While the verdict is still out on younger men, the data for older men are more conclusive, experts say. The American Cancer Society and the American Urological Association both say annual PSA screening should be offered to average-risk men 50 and older, but only if they have a greater than 10-year life expectancy.
Treatments for prostate cancer can cause significant harm, rendering men incontinent or impotent, or leaving them with other urethral, bowel or bladder problems. Hormone treatments can cause weight gain, hot flashes, loss of muscle tone and osteoporosis.
Bottom Line: If you are 75 years of age or older, you probably don’t need any additional screening for prostate cancer.

This blog was excerpted from The New York Times, October 4, 2013
http://www.nytimes.com/2008/08/05/health/research/05prostate.html?_r=0

Sex After a Heart Attack

October 3, 2013

A man has a recent heart attack. He is eager to get back in the saddle and remembers the movie, Something’s Gotta Give, when Jack Nicholson, who had a recent heart attack, asks his doctor about when “his best friend” can start getting back into action. He’s told that he has to wait until he can climb two flights of stairs without shortness of breadth or chest pain. Both the man and his partner are concerned if sex trigger could another heart attack.
It is well documented that fewer than 1% of heart attacks come from having sex.

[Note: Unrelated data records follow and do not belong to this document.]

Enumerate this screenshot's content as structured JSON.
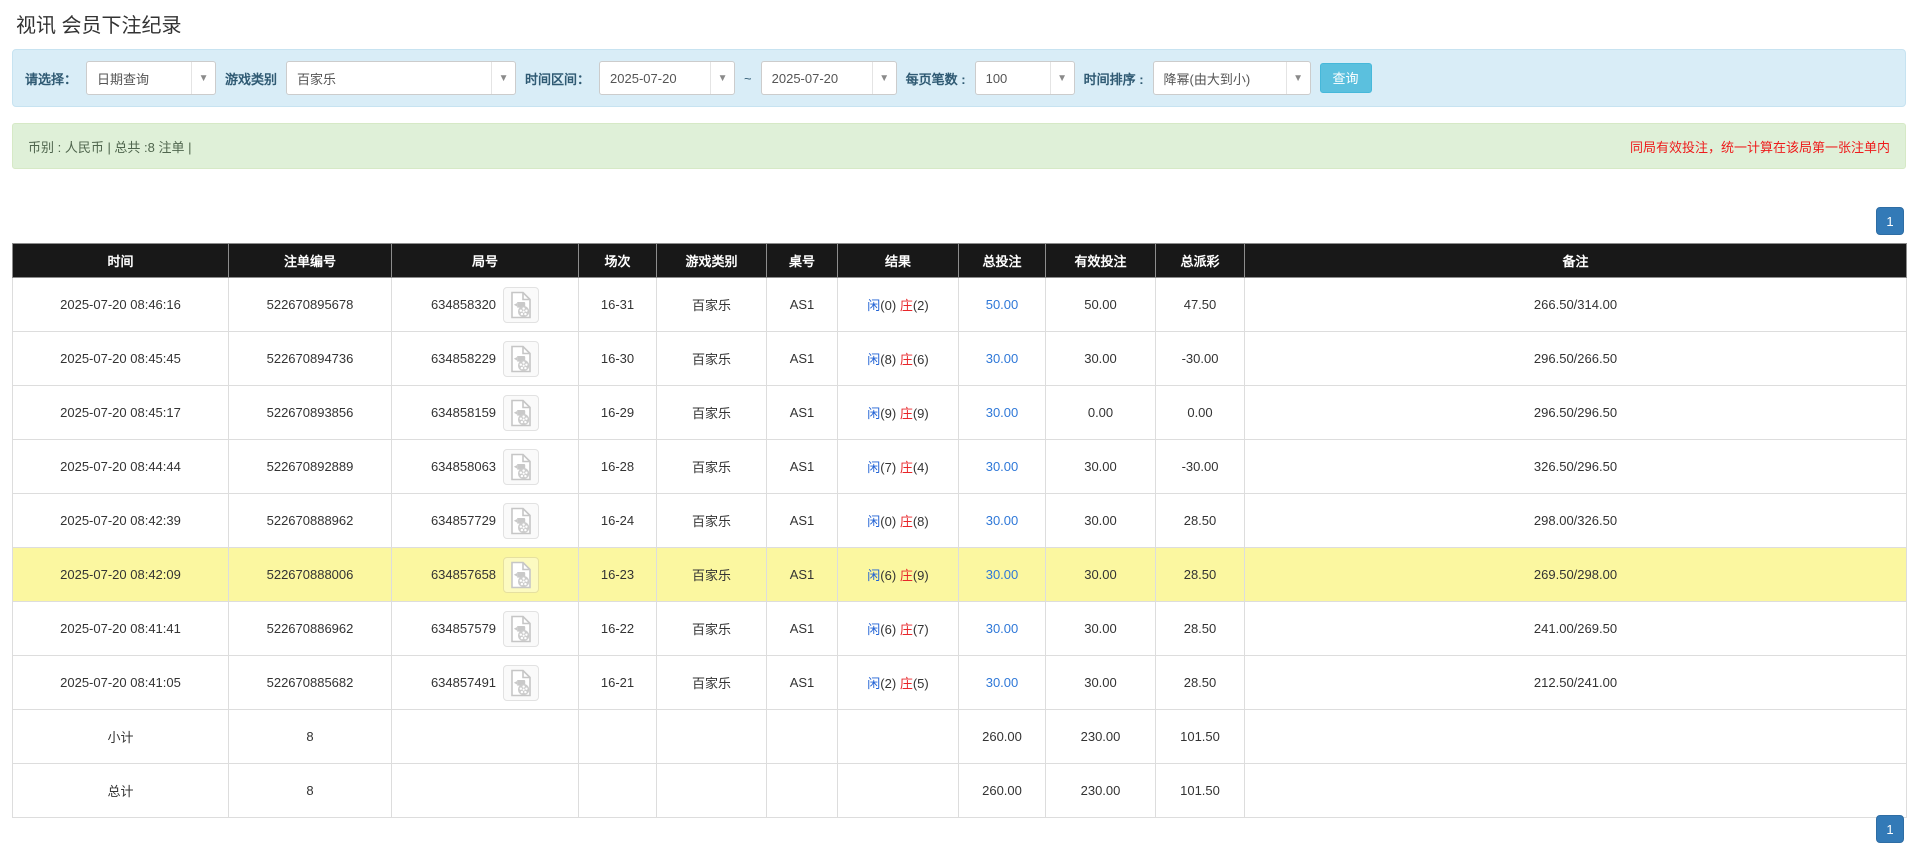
{
  "page_title": "视讯 会员下注纪录",
  "filters": {
    "query_type_label": "请选择：",
    "query_type_value": "日期查询",
    "game_category_label": "游戏类别",
    "game_category_value": "百家乐",
    "time_range_label": "时间区间：",
    "date_from": "2025-07-20",
    "tilde": "~",
    "date_to": "2025-07-20",
    "page_size_label": "每页笔数 :",
    "page_size_value": "100",
    "sort_label": "时间排序 :",
    "sort_value": "降幂(由大到小)",
    "search_button": "查询"
  },
  "summary": {
    "left_text": "币别 : 人民币 | 总共 :8 注单 |",
    "right_notice": "同局有效投注，统一计算在该局第一张注单内"
  },
  "pagination": {
    "page": "1"
  },
  "table": {
    "headers": [
      "时间",
      "注单编号",
      "局号",
      "场次",
      "游戏类别",
      "桌号",
      "结果",
      "总投注",
      "有效投注",
      "总派彩",
      "备注"
    ],
    "rows": [
      {
        "time": "2025-07-20 08:46:16",
        "bet_no": "522670895678",
        "round_no": "634858320",
        "session": "16-31",
        "game": "百家乐",
        "table_no": "AS1",
        "player": "闲",
        "player_pts": "(0)",
        "banker": "庄",
        "banker_pts": "(2)",
        "total_bet": "50.00",
        "valid_bet": "50.00",
        "payout": "47.50",
        "remark": "266.50/314.00"
      },
      {
        "time": "2025-07-20 08:45:45",
        "bet_no": "522670894736",
        "round_no": "634858229",
        "session": "16-30",
        "game": "百家乐",
        "table_no": "AS1",
        "player": "闲",
        "player_pts": "(8)",
        "banker": "庄",
        "banker_pts": "(6)",
        "total_bet": "30.00",
        "valid_bet": "30.00",
        "payout": "-30.00",
        "remark": "296.50/266.50"
      },
      {
        "time": "2025-07-20 08:45:17",
        "bet_no": "522670893856",
        "round_no": "634858159",
        "session": "16-29",
        "game": "百家乐",
        "table_no": "AS1",
        "player": "闲",
        "player_pts": "(9)",
        "banker": "庄",
        "banker_pts": "(9)",
        "total_bet": "30.00",
        "valid_bet": "0.00",
        "payout": "0.00",
        "remark": "296.50/296.50"
      },
      {
        "time": "2025-07-20 08:44:44",
        "bet_no": "522670892889",
        "round_no": "634858063",
        "session": "16-28",
        "game": "百家乐",
        "table_no": "AS1",
        "player": "闲",
        "player_pts": "(7)",
        "banker": "庄",
        "banker_pts": "(4)",
        "total_bet": "30.00",
        "valid_bet": "30.00",
        "payout": "-30.00",
        "remark": "326.50/296.50"
      },
      {
        "time": "2025-07-20 08:42:39",
        "bet_no": "522670888962",
        "round_no": "634857729",
        "session": "16-24",
        "game": "百家乐",
        "table_no": "AS1",
        "player": "闲",
        "player_pts": "(0)",
        "banker": "庄",
        "banker_pts": "(8)",
        "total_bet": "30.00",
        "valid_bet": "30.00",
        "payout": "28.50",
        "remark": "298.00/326.50"
      },
      {
        "time": "2025-07-20 08:42:09",
        "bet_no": "522670888006",
        "round_no": "634857658",
        "session": "16-23",
        "game": "百家乐",
        "table_no": "AS1",
        "player": "闲",
        "player_pts": "(6)",
        "banker": "庄",
        "banker_pts": "(9)",
        "total_bet": "30.00",
        "valid_bet": "30.00",
        "payout": "28.50",
        "remark": "269.50/298.00"
      },
      {
        "time": "2025-07-20 08:41:41",
        "bet_no": "522670886962",
        "round_no": "634857579",
        "session": "16-22",
        "game": "百家乐",
        "table_no": "AS1",
        "player": "闲",
        "player_pts": "(6)",
        "banker": "庄",
        "banker_pts": "(7)",
        "total_bet": "30.00",
        "valid_bet": "30.00",
        "payout": "28.50",
        "remark": "241.00/269.50"
      },
      {
        "time": "2025-07-20 08:41:05",
        "bet_no": "522670885682",
        "round_no": "634857491",
        "session": "16-21",
        "game": "百家乐",
        "table_no": "AS1",
        "player": "闲",
        "player_pts": "(2)",
        "banker": "庄",
        "banker_pts": "(5)",
        "total_bet": "30.00",
        "valid_bet": "30.00",
        "payout": "28.50",
        "remark": "212.50/241.00"
      }
    ],
    "footer": [
      {
        "label": "小计",
        "count": "8",
        "total_bet": "260.00",
        "valid_bet": "230.00",
        "payout": "101.50"
      },
      {
        "label": "总计",
        "count": "8",
        "total_bet": "260.00",
        "valid_bet": "230.00",
        "payout": "101.50"
      }
    ]
  },
  "colors": {
    "accent_blue": "#337ab7",
    "info_bg": "#d9edf7",
    "success_bg": "#dff0d8",
    "link_blue": "#2f78d8",
    "player_blue": "#2263d5",
    "banker_red": "#e8262a",
    "negative_red": "#ff0000",
    "highlight_yellow": "#fbf7a0",
    "header_black": "#181818",
    "footer_gray": "#9d9d9d",
    "button_cyan": "#5bc0de",
    "notice_red": "#ee1c1c"
  }
}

It makes sense to think of sex as a form of exercise: If your doctor clears you for physical activity, you’re also likely safe for sex. Remember the two flights of stairs test.
Most men and their partners are uncomfortable broaching the topic with their doctor. Most doctors are comfortable talking about sexual intimacy and you shouldn’t avoid the topic. Often the patient is surprised — or even relieved — that the doctor raises the subject.
Similar to any type of exercise, if you begin to feel symptoms such as chest pain, abnormal shortness of breath, fatigue, dizziness, or palpitations, it definitely makes sense to slow down what you’re doing, whether you’re a man or a woman. If you’re pretty certain it’s angina, which is temporary pain or pressure in the chest when the heart doesn’t get enough oxygen, it might help to take your nitroglycerin.
The exception to that advice is for men who use medication for erectile dysfunction such as Viagra, Levitra, and Cialis — it’s dangerous to take nitroglycerin. Your blood pressure can fall to dangerously low levels, and there’s an increased risk of heart attack and even death. If you’re on an erectile dysfunction drug and have heart-related symptoms during sex, call your doctor.
Bottom Line: Sexual intimacy is important to men at all ages and includes men who have had a recent heart attack. A candid conversation will help you get back to enjoying a sexual relationship with your significant other. Talk to your doctor

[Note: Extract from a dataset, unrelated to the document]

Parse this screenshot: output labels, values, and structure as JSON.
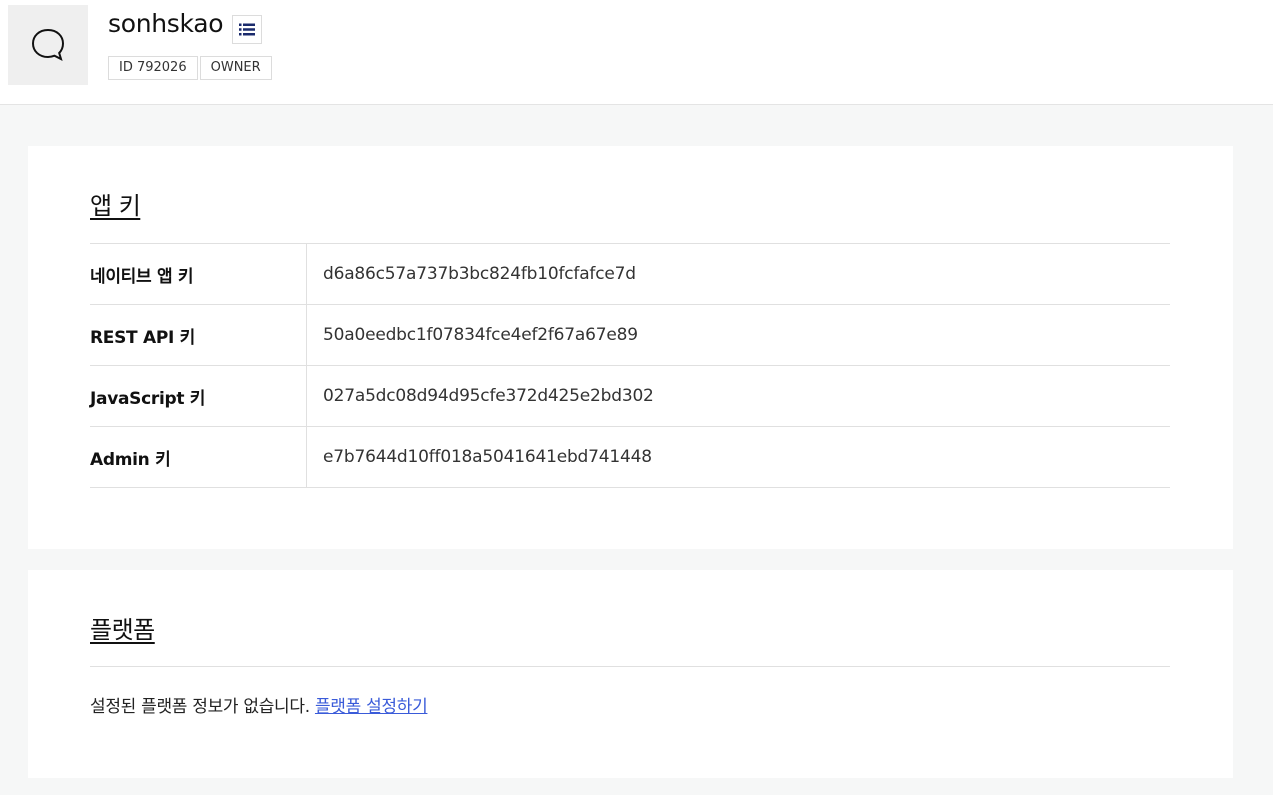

Smoking and Bladder Cancer-Now Another Reason To Stop Smoking

October 2, 2013

Just Say "No"

Just Say “No”


Some important facts about bladder cancer include:
• Bladder cancer is the sixth most commonly diagnosed cancer in the U.S.
• More than 72,000 new cases of bladder cancer are expected to be diagnosed in 2013.
• Approximately 15,000 people will die from the disease this year alone.
• Bladder cancer is three times more common in men than in women.
• One in 42 people will be diagnosed with bladder cancer during their lifetime.

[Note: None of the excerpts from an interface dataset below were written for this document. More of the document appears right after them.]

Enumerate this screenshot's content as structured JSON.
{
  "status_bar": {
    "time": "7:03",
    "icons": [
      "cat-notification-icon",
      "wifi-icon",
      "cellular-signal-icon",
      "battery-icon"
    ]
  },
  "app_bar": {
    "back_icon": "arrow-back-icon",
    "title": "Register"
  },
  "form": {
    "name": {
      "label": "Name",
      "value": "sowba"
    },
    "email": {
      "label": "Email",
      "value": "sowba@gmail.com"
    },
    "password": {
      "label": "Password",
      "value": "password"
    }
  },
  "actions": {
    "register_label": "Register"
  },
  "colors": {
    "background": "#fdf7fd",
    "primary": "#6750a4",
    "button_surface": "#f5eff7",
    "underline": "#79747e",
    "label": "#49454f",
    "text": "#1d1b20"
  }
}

Cigarette smokers have a higher risk of bladder cancer than non-smokers. Smoking tobacco is the most important known risk factor for bladder cancer. Smoking has been shown to be responsible for half of female bladder cancer cases. The increase in the proportion of smoking-attributable bladder cancer cases among women is likely explained by the greater prevalence of smoking among women.
Here’s the good news: As with many other smoking-related cancers, smoking cessation was associated with reduced bladder cancer risk.
Bottom Line: Smoking is certainly implicated as a cause of bladder cancer. By stopping the use of cigarettes, you can decrease the risk of bladder cancer.